*** EXTRACTED DATA ***

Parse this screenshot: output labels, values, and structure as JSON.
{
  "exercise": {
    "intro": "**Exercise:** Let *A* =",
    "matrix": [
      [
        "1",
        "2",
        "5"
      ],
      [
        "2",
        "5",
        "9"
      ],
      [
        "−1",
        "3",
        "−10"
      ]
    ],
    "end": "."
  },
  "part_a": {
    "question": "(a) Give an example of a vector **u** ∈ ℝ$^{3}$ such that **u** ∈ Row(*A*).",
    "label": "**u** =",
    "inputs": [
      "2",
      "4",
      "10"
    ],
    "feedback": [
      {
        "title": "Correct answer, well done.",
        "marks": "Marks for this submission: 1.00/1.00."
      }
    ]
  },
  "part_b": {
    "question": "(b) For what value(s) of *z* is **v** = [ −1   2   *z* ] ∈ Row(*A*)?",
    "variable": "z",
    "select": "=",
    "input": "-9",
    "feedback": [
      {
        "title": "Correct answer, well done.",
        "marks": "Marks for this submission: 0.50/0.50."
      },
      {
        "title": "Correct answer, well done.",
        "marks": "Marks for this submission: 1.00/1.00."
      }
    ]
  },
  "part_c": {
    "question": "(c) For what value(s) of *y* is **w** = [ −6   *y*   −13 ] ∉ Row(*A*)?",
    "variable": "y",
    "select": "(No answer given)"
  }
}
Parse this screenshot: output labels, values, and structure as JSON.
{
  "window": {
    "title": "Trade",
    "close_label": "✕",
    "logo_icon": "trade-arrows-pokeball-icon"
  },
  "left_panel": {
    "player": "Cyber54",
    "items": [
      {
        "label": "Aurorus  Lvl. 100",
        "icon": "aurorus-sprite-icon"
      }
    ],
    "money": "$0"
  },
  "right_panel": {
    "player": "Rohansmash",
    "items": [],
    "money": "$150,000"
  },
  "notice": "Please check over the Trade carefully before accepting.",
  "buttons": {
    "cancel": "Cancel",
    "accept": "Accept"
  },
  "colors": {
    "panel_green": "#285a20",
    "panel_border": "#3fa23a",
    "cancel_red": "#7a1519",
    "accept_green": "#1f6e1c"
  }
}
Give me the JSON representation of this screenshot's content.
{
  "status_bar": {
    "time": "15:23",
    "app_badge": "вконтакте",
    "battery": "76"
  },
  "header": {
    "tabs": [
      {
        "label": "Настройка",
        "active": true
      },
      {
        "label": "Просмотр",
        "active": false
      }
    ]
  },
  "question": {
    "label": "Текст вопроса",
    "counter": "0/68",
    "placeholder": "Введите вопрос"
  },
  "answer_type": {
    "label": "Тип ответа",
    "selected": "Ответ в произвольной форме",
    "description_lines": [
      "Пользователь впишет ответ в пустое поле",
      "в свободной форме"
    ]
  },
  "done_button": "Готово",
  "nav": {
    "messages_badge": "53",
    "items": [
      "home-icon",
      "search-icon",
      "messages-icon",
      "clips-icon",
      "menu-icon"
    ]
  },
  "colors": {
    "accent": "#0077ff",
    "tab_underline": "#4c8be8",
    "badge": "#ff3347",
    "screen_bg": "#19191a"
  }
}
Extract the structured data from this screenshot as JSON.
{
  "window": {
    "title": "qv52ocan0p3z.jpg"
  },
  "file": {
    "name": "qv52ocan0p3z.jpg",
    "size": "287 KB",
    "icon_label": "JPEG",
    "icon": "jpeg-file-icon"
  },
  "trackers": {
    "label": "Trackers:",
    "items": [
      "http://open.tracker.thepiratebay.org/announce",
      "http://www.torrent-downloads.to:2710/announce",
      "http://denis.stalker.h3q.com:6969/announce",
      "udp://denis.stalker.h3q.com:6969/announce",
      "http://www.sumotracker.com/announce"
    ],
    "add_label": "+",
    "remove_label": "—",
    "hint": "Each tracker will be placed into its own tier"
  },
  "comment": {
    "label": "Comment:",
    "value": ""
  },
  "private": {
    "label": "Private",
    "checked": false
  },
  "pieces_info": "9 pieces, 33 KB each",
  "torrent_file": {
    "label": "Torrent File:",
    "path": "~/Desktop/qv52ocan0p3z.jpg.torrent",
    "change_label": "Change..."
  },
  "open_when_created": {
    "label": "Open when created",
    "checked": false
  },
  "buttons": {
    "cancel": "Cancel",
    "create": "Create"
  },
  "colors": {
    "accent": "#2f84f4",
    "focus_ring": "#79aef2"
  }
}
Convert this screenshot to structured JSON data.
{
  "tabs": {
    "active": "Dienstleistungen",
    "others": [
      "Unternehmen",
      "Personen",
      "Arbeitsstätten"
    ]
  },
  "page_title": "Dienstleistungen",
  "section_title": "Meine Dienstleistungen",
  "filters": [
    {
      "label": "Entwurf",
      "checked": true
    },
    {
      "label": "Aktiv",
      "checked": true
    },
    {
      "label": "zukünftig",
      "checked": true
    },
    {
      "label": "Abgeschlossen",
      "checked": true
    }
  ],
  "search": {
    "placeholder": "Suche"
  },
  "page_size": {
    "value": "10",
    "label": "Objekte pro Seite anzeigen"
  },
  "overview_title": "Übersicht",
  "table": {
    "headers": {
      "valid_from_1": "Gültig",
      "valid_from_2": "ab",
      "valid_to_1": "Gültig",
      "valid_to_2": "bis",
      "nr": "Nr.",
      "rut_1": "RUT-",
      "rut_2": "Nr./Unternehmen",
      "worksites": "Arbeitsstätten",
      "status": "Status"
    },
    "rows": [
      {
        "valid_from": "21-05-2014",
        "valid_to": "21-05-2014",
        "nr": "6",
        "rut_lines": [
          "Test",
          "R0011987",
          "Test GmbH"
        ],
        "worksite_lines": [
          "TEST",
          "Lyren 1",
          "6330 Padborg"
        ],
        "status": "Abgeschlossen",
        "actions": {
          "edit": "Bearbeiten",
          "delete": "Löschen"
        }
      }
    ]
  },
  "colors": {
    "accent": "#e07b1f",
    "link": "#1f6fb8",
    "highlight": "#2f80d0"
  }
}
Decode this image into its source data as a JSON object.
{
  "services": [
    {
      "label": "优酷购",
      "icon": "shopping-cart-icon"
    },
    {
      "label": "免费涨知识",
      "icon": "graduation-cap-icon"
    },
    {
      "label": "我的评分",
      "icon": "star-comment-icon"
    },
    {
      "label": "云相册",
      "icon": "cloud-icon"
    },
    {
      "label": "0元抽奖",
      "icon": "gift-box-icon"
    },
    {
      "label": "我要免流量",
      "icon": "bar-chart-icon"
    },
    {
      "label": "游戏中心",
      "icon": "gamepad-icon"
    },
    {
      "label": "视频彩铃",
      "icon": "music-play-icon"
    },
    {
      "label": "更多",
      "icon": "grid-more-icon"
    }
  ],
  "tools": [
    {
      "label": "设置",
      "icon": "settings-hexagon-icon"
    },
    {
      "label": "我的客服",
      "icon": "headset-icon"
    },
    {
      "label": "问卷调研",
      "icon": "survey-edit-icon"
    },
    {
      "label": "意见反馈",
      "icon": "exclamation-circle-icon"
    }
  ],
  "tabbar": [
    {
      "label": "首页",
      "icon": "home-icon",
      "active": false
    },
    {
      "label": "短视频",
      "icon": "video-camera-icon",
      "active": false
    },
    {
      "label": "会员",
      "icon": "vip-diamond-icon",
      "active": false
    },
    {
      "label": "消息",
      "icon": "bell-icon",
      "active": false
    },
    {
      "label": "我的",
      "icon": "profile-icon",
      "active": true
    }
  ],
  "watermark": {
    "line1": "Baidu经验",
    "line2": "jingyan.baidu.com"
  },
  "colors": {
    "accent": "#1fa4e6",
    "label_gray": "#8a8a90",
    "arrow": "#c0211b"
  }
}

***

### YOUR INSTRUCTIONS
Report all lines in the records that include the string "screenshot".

### OUTPUT
Parse this screenshot: output labels, values, and structure as JSON.
Parse this screenshot: output labels, values, and structure as JSON.
Give me the JSON representation of this screenshot's content.
Extract the structured data from this screenshot as JSON.
Convert this screenshot to structured JSON data.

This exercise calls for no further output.